--- START ---

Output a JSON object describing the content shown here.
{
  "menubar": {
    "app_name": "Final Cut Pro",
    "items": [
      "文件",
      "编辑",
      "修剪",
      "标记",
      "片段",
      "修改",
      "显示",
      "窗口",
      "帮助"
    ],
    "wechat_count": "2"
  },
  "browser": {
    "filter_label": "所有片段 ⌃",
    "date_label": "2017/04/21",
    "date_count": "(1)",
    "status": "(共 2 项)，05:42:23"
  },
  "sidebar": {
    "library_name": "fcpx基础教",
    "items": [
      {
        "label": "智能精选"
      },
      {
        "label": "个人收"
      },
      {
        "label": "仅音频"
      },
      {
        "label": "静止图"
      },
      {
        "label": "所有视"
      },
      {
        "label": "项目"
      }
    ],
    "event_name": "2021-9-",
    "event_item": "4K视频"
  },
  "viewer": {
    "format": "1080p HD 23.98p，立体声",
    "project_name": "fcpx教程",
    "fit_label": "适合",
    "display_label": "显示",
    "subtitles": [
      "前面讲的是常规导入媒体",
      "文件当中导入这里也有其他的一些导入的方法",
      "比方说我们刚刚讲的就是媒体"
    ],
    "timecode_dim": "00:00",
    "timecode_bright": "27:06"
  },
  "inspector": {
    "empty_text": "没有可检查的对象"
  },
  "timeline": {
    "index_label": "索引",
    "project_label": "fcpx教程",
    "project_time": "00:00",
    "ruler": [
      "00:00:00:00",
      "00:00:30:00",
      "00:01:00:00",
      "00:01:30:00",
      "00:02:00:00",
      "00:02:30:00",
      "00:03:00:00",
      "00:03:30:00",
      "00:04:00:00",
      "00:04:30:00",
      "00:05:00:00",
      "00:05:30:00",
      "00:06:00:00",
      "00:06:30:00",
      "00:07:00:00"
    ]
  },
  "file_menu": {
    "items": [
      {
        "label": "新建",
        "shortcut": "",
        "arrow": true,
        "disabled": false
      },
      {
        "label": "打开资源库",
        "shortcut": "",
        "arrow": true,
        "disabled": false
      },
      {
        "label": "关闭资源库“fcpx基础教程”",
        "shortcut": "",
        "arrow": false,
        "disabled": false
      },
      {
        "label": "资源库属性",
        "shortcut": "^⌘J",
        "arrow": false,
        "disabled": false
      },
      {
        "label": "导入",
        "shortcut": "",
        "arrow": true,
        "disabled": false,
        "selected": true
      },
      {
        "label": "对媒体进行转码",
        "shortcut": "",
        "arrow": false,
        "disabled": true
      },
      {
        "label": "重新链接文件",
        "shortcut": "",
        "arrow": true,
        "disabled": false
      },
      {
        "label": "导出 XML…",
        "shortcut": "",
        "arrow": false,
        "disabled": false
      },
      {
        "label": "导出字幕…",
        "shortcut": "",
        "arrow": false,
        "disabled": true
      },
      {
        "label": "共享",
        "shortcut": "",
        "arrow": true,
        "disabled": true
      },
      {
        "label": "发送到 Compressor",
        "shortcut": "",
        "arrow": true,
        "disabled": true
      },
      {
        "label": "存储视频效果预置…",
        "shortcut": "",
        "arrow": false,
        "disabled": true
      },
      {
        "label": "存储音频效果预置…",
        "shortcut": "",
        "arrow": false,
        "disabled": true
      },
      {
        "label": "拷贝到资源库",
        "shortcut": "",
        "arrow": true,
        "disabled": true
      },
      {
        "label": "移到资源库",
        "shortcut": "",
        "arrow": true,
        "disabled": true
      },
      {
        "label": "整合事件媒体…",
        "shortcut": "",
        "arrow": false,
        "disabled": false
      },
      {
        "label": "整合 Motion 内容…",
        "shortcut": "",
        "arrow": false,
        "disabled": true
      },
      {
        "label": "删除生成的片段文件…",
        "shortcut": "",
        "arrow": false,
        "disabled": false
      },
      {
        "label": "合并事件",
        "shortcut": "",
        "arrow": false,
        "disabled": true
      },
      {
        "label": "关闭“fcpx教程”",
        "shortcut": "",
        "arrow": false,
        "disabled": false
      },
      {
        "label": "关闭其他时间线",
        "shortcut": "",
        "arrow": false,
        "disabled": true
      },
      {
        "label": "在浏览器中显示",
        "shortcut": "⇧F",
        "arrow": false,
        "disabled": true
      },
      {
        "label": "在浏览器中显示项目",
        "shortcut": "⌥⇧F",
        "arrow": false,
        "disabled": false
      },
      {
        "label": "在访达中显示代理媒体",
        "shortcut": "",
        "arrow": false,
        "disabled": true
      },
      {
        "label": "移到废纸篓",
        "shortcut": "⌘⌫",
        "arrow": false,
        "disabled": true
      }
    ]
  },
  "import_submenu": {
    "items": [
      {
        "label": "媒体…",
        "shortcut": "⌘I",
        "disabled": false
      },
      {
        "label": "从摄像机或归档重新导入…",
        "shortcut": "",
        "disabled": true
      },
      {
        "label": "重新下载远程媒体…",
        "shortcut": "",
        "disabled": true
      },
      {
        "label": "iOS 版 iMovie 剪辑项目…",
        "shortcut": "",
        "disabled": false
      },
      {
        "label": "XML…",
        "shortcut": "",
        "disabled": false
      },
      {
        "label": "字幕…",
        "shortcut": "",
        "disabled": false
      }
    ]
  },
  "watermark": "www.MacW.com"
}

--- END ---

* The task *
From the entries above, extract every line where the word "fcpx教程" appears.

* Written reply *
    "project_name": "fcpx教程",
    "project_label": "fcpx教程",
        "label": "关闭“fcpx教程”",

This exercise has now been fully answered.